Now, having graduated from the weddings of plastic dolls to the celebrations of some of my friends, that iconic part of a wedding ceremony has become one of my least favorite parts. Because of the high national divorce rate and the flowery language, traditional vows seem like mere words, repeated hollowly after the presiding minister because they’re the avenue for “I now pronounce you man and wife – you may kiss the bride!”

But, the vows should be the truest, most sincere part of the ceremony. Forget the Bible verses, the bride walking down the aisle, the exchanging of the rings. The vows should hold in them all the actual, covenantal promises a couple is making to one another. When the excitement of kissing the bride and presenting the couple as one overtakes the commitment present in the words of the vows, we’ve lost part of the reason for the celebration in the first place.

At the wedding of a friend of mine, the bride and groom wrote their own vows. Instead of borrowing even a few words from the traditional vows, they recited things to each other like, “I promise to vacuum and dust” or “I promise to cook dinner twice a week.” While mundane and simple-sounding, especially given the verbose, formal language used in traditional vows, their words took on practical meaning because they acknowledged that their life together will be lived in the nitty-gritty details of bills, cleaning, cooking and decision-making. They proclaimed in front of their friends and families that they weren’t just vaguely committing “til’ death do us part” or “in sickness and in health” – they were committing to being present and bonded in the average, mundane things of life.

Many times we don’t think about what the traditional vows even mean. Sure, they sound beautiful enough, and are broad enough to seem to encompass all aspects of life, but that broadness is exactly what makes them easy to break. What does “for richer or poorer” really mean when we break it down? We say it like we know, but we don’t usually acknowledge the depth of what it really means – and it could mean different things to different people. Does it mean we won’t worry about money? Does it imply that we won’t break up because of money? Does it mean we’ll be happy no matter what the financial situation?

Issues having to do with finances are one of the most common causes for strife, arguments and break-ups. As a couple, it’s hard to talk about money; it’s hard to agree on a financial plan. But if we’ve committed to each other with a for-richer-or-poorer mindset, how then do we justify the end of a relationship because of money issues?

It makes more sense if we think about how we might not understand the monetary mindset we’ve committed to when we recite that “for richer or poorer” mantra.
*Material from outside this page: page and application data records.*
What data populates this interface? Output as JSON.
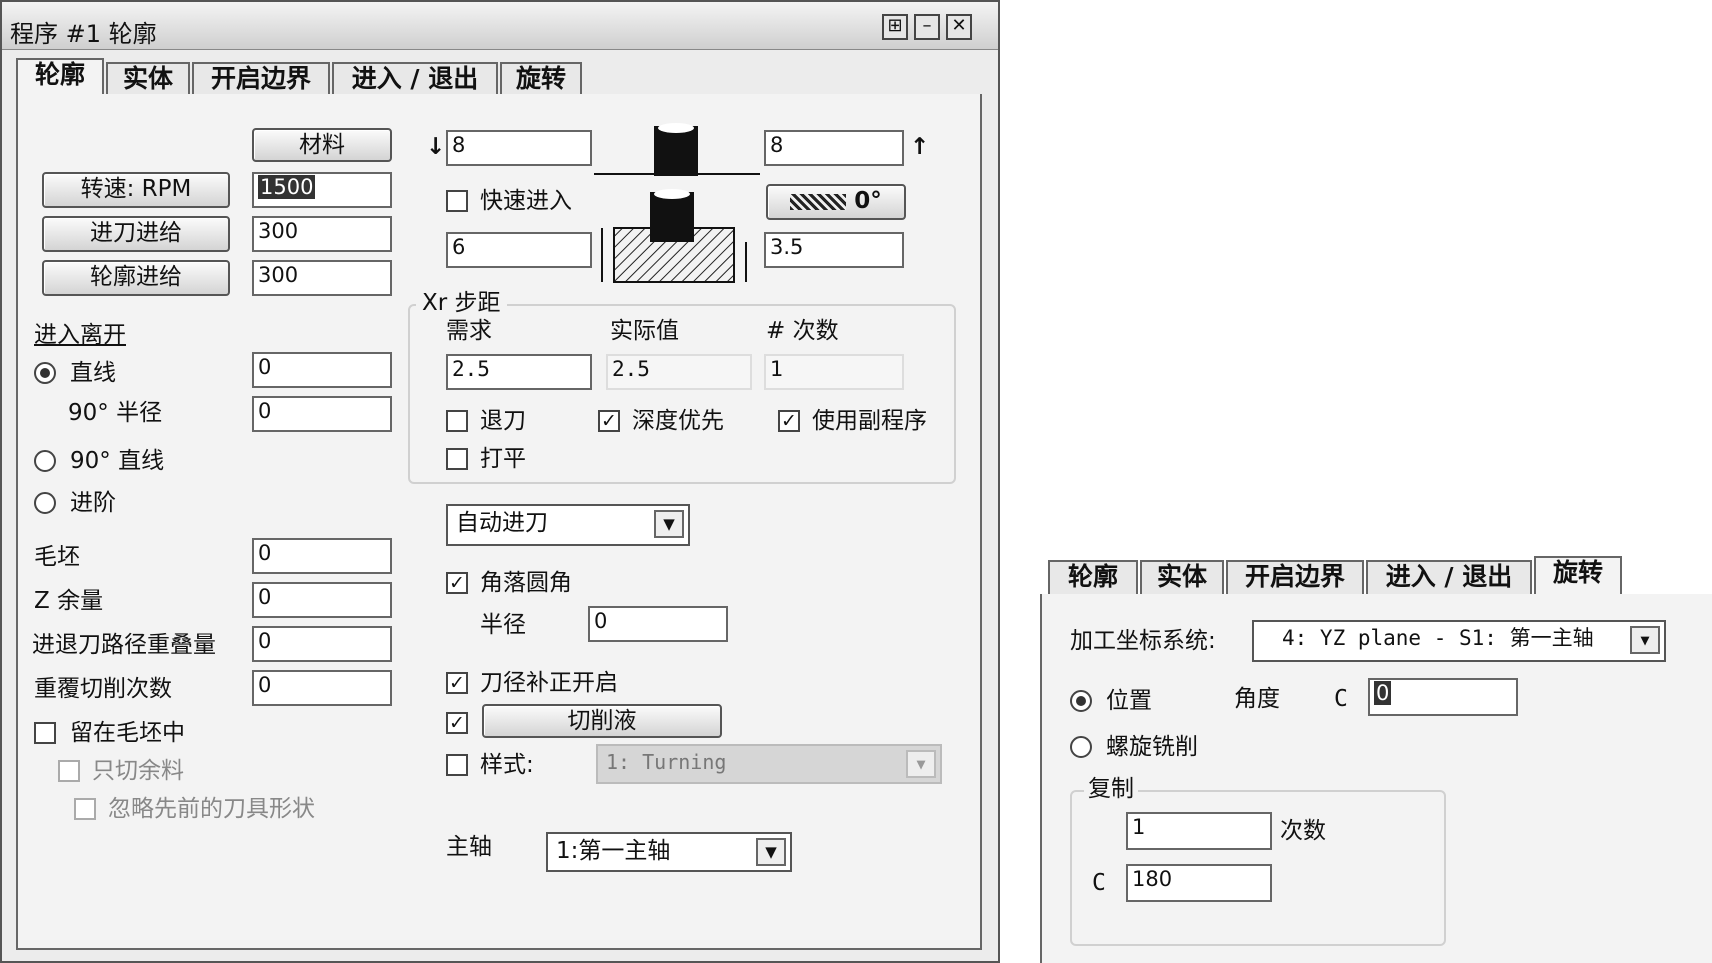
{
  "left_window": {
    "title": "程序 #1 轮廓",
    "title_buttons": [
      "pin-icon",
      "minimize-icon",
      "close-icon"
    ],
    "tabs": [
      "轮廓",
      "实体",
      "开启边界",
      "进入 / 退出",
      "旋转"
    ],
    "active_tab": "轮廓",
    "material_button": "材料",
    "speed_button": "转速: RPM",
    "feed_button": "进刀进给",
    "contour_feed_button": "轮廓进给",
    "speed_value": "1500",
    "feed_value": "300",
    "contour_feed_value": "300",
    "entry_exit_label": "进入离开",
    "radio_line": "直线",
    "radius_label": "90° 半径",
    "radio_90_line": "90° 直线",
    "radio_step": "进阶",
    "line_value": "0",
    "radius_value": "0",
    "stock_label": "毛坯",
    "stock_value": "0",
    "z_allow_label": "Z 余量",
    "z_allow_value": "0",
    "overlap_label": "进退刀路径重叠量",
    "overlap_value": "0",
    "repeat_label": "重覆切削次数",
    "repeat_value": "0",
    "stay_in_stock": "留在毛坯中",
    "cut_remain_only": "只切余料",
    "ignore_prev_tool": "忽略先前的刀具形状",
    "down_arrow": "↓",
    "up_arrow": "↑",
    "top_left_value": "8",
    "top_right_value": "8",
    "rapid_entry": "快速进入",
    "angle_button": "0°",
    "depth_left_value": "6",
    "depth_right_value": "3.5",
    "xr_label": "Xr 步距",
    "col_required": "需求",
    "col_actual": "实际值",
    "col_count": "# 次数",
    "required_value": "2.5",
    "actual_value": "2.5",
    "count_value": "1",
    "retract": "退刀",
    "depth_first": "深度优先",
    "use_subprogram": "使用副程序",
    "flatten": "打平",
    "auto_feed_select": "自动进刀",
    "corner_round": "角落圆角",
    "corner_radius_label": "半径",
    "corner_radius_value": "0",
    "cutter_comp": "刀径补正开启",
    "coolant_button": "切削液",
    "style_label": "样式:",
    "style_select": "1: Turning",
    "spindle_label": "主轴",
    "spindle_select": "1:第一主轴"
  },
  "right_panel": {
    "tabs": [
      "轮廓",
      "实体",
      "开启边界",
      "进入 / 退出",
      "旋转"
    ],
    "active_tab": "旋转",
    "coord_label": "加工坐标系统:",
    "coord_select": "4: YZ plane - S1: 第一主轴",
    "radio_position": "位置",
    "angle_label": "角度",
    "c_label": "C",
    "angle_value": "0",
    "radio_helical": "螺旋铣削",
    "copy_group": "复制",
    "copy_count_value": "1",
    "copy_count_label": "次数",
    "copy_c_label": "C",
    "copy_c_value": "180"
  }
}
But has it lost its meaning as we’ve heard it repeated thousands of times? Can we redefine or re-explain it so our cliché can regain its meaning? A friend recently proposed rewording the traditional money-centered vow to this: “We will not let money divide us, no matter if we have a lot or just a little.” Now that’s a serious commitment.

Instead of vowing to remain “for better or worse,” maybe we can vow to take the time to decipher what we really will remain in. Will we stay together, even through bankruptcy? Will we stick it out, even if a car accident completely paralyzes one of us? Will we confront each other (and be willing to listen when we’re confronted) about working too much? Will we turn towards each other when we don’t feel as happy or satisfied with our lives as we thought we would?

The practicality of life will sneak up on us whether or not we acknowledge it in our wedding vows. The question is whether or not we’ll be willing to admit that it’s more than “for better or worse.” And if we’re not, we can’t expect a marriage that’s any less plastic than my Barbie and Ken’s.